THE CHRISTMAS-TREE, DECORATIONS,
The Christmas-tree a German Creation — Charm of the German Christmas—Early Christmas-trees—The Christmas Pyramid — Spread of the Tree in Modern Germany and other Countries—Origin of the Christmas-tree—Beliefs about Flowering Trees at Christmas—Evergreens at the Kalends—Non-German Parallel* to the Christmas-tree—Christmas Decorations connected with Ancient Kalends Customs—Sacredness of Hollj and Mistletoe—Floors strewn with Straw— Christmas and New Year Gifts, their Connection with the Roman Strer.ae and St. Nicholas—Present-giving in Various Countries—Christmas Cards.

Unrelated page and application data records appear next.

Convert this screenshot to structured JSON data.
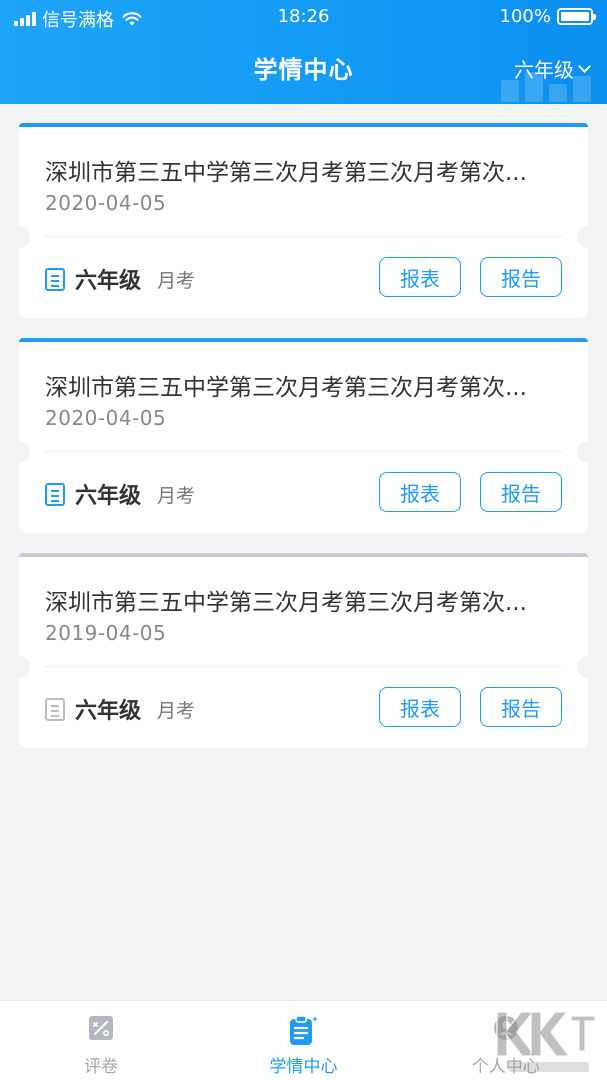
{
  "status_bar": {
    "carrier": "信号满格",
    "time": "18:26",
    "battery": "100%"
  },
  "nav": {
    "title": "学情中心",
    "grade_selector": "六年级"
  },
  "reports": [
    {
      "title": "深圳市第三五中学第三次月考第三次月考第次...",
      "date": "2020-04-05",
      "grade": "六年级",
      "exam_type": "月考",
      "table_button": "报表",
      "report_button": "报告",
      "accent": "#1f9cf2",
      "icon": "document-icon"
    },
    {
      "title": "深圳市第三五中学第三次月考第三次月考第次...",
      "date": "2020-04-05",
      "grade": "六年级",
      "exam_type": "月考",
      "table_button": "报表",
      "report_button": "报告",
      "accent": "#1f9cf2",
      "icon": "document-icon"
    },
    {
      "title": "深圳市第三五中学第三次月考第三次月考第次...",
      "date": "2019-04-05",
      "grade": "六年级",
      "exam_type": "月考",
      "table_button": "报表",
      "report_button": "报告",
      "accent": "#c8cbd0",
      "icon": "document-icon-gray"
    }
  ],
  "tabbar": {
    "tabs": [
      {
        "label": "评卷",
        "icon": "grading-icon",
        "active": false
      },
      {
        "label": "学情中心",
        "icon": "clipboard-icon",
        "active": true
      },
      {
        "label": "个人中心",
        "icon": "person-icon",
        "active": false
      }
    ]
  },
  "colors": {
    "primary": "#1f9cf2",
    "header_start": "#1ea5f8",
    "header_end": "#0b8ff0",
    "background": "#f2f3f5"
  }
}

The most widespread, and to children the most delightful, of all festal institutions is the Christmas-tree. Its picturesqueness and gay charm have made it spread rapidly all over Europe without roots in national tradition, for, as most people know, it is a German creation, and even in Germany it attained its present immense popularity only in the nineteenth century. To Germany, of course, one should go to see the tree in all its glory. Many people, indeed, maintain that no other Christmas can compare with the German Weihnacht. " It is," writes Miss I. A. R. Wylie, " that childish, open-hearted simplicity which, so it seems to me, makes Christmas essentially German, or at any rate explains why it is that nowhere else in the world does it find so pure an expression. The German is himself simple, warm-hearted, unpretentious, with something at the bottom of him which is child-• like in the best sense. He is the last ' Naturmensch ' in civilization." Christmas suits him "as well as a play suits an actor for whose character and temperament it has been especially written." *